» TASK DIRECTIONS:
Every line in the records below with the string "photo" is to be copied out.

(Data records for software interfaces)
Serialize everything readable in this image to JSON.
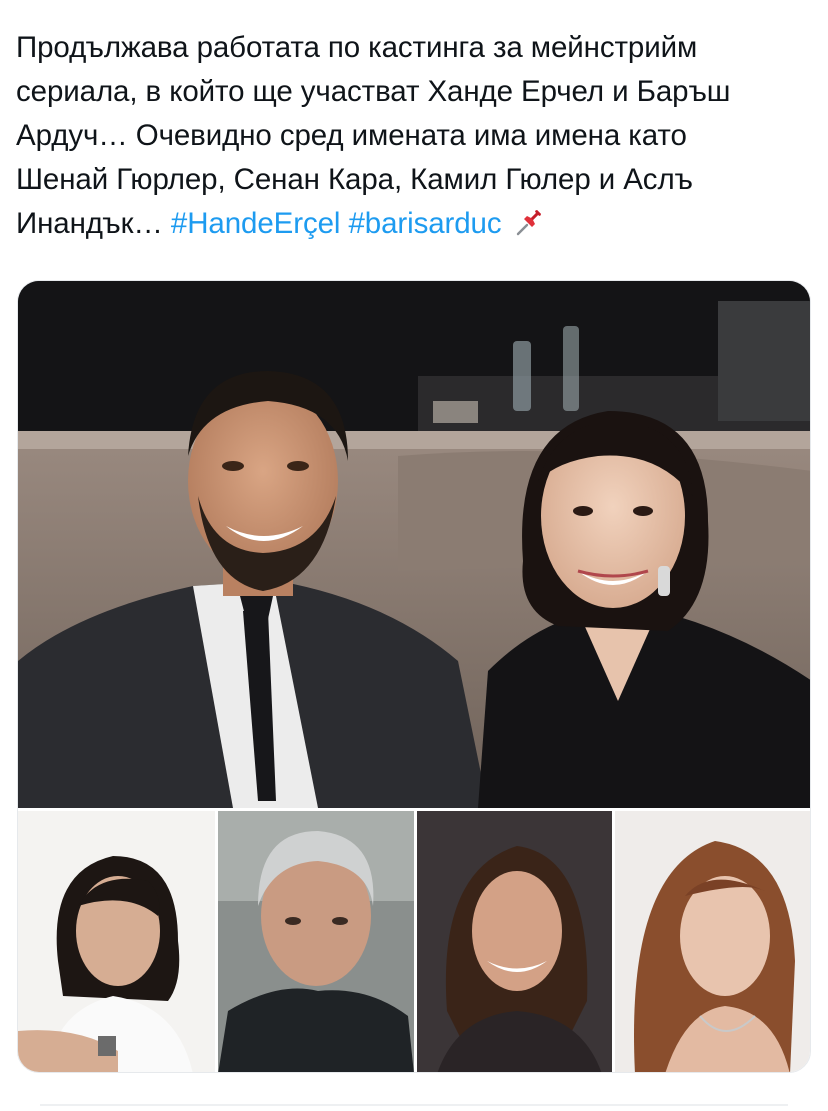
{
  "tweet": {
    "lines": [
      "Продължава работата по кастинга за мейнстрийм",
      "сериала, в който ще участват Ханде Ерчел и Баръш",
      "Ардуч… Очевидно сред имената има имена като",
      "Шенай Гюрлер, Сенан Кара, Камил Гюлер и Аслъ"
    ],
    "last_line_text": "Инандък… ",
    "hashtags": [
      "#HandeErçel",
      "#barisarduc"
    ],
    "emoji_icon": "pushpin-icon"
  },
  "media": {
    "main_photo": "couple-photo",
    "thumbnails": [
      "woman-short-hair-photo",
      "man-grey-hair-photo",
      "woman-dark-hair-photo",
      "woman-long-hair-photo"
    ]
  },
  "colors": {
    "text": "#0f1419",
    "hashtag": "#1d9bf0",
    "border": "#e6e9ec"
  }
}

» RESPONSE BELOW:
    "main_photo": "couple-photo",
      "woman-short-hair-photo",
      "man-grey-hair-photo",
      "woman-dark-hair-photo",
      "woman-long-hair-photo"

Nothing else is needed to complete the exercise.